1st degree Yt = a + bt + e
2nd degree polynomial Yt = a + bt + ct 2 + e etc.,
are the coefficients to be estimated. Since the objective is to find the polynomial of lowest degree that seems to be an adequate fit for the data, it is necessary to test for the significance of each ‘b’ regression coefficient in successive ‘b’s turn out to be non- significant. The suitable model for data is judged based on regression coefficient and adjusted R2.
The patterns of variation in arrivals and prices within a year as revealed by the seasonal indices were computed for each month. The peak arrivals were observed during the months of November (254.32) and December (201.68) while the lowest arrivals were observed that during the months of September (11.42) and August (15.11). The prices were high during the month of July (106.77) and
August (104.33) whereas lowest prices were observed during the months of October (93.48) and November (96.06).

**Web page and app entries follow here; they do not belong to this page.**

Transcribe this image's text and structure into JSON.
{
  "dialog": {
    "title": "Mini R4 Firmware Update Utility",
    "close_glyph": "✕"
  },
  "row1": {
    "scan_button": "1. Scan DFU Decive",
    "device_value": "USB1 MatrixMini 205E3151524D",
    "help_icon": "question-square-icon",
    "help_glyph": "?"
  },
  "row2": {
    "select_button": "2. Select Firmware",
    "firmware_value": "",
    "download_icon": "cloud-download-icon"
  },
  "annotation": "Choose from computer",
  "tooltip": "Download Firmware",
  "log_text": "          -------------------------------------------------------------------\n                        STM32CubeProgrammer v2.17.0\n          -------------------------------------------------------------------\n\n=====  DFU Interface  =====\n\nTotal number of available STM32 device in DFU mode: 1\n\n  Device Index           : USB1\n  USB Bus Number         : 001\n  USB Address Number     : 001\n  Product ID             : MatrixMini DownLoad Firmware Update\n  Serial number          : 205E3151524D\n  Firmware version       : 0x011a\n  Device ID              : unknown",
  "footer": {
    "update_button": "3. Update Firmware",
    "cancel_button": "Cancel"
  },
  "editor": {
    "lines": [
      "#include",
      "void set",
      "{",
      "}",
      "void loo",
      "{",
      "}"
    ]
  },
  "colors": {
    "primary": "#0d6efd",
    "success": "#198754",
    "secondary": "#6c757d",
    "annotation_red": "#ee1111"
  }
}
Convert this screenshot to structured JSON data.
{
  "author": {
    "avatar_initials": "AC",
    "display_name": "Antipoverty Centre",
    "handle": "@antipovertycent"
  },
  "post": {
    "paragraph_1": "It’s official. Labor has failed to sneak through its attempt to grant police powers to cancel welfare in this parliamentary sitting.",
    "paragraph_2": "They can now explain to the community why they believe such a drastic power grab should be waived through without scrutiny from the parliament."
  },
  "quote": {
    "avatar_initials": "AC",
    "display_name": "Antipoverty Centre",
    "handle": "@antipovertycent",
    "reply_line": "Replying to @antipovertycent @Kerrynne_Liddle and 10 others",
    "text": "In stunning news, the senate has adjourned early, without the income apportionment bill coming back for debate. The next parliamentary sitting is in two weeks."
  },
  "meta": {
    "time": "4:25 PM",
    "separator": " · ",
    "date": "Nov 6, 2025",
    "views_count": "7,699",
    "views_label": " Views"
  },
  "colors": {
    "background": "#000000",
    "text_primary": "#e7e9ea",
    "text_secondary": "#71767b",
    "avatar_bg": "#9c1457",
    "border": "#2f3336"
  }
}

The results of two-way ANOVA reveal that with regard to arrivals, there was a presence of seasonality within a year (p = 1.02E-32) and seasonal pattern did not change over the years ( p =0.8442) at 5 per cent level of significance. While in prices, there was no seasonality within a year (p =0.7889) as well as between years. Similar pattern of arrivals and prices of cotton was noticed by Mohan Naidu, 2014. The seasonal indices of arrivals and prices were presented in Table 1 and illustrated in Figure 1.
In order to determine the nature of trend movement in the arrivals of cotton in Khammam market, the data was fitted to the first degree polynomial equation. This model has adjusted R2 equal to 0.0607, which means that about 6.07 per cent of arrivals can be explained in terms of time. The trend equation in the form of
Yt = 29374.77 + 303.6123t
It can be seen from above equation the arrivals of cotton, displayed an increasing trend in arrivals over the years. The monthly increase in the arrivals of cotton was observed to be 304 quintals per month. The graph of the trend in arrivals over years was shown in Figure 2.
Secular trend in monthly prices of cotton
In order to determine the nature of trend movement in the prices of cotton in the market, the data was fitted to
the fourth degree polynomial equation. This model has adjusted R2 equal to 0.7937, which means that about 79.37 per cent of prices can be explained in terms of time. The trend equation in the form of
Yt = 1819.228 + 33.0718t – 1.1600t2 + 0.0133t3 – 4.2E – 05t4
It can be seen from the above equation the prices of cotton, had showed an increasing trend in prices over the years. The graph of the trend in prices over the years was shown in Figure 3.
The cyclical and irregular variations in arrivals and prices of cotton were illustrated in Figures 4 and 5. It can be seen from the figures that the cyclical variations showed a smooth trend whereas there existed fluctuations because of irregular variations. But these quit low as compared to the observed values. Form the figures it could be observed that there was no definite cycles existed in the selected market.
A positive significant relationship was seen between arrivals and prices in terms of correlation coefficient (0.1576) over the years and months in the market. The result is similar to Mohan Naidu, 2014.
The results showed that there was increasing trend in the arrivals as well as prices during the study period. The seasonal fluctuations revealed the peak arrivals during the month of November while lower arrivals during the month of September. The maximum prices were observed during the month of July whereas minimum prices were during the month of October.
From the foregoing, it may be concluded that with regard to arrivals, there was a presence of seasonality within a year and seasonal pattern did not change over the years. While in prices, there was no seasonality within a year (p =0.7889) as well as between years. The results of the study have confirmed the positive significant relationship between market arrivals and prices in terms of correlation coefficient over the years and across months in the market for the study period.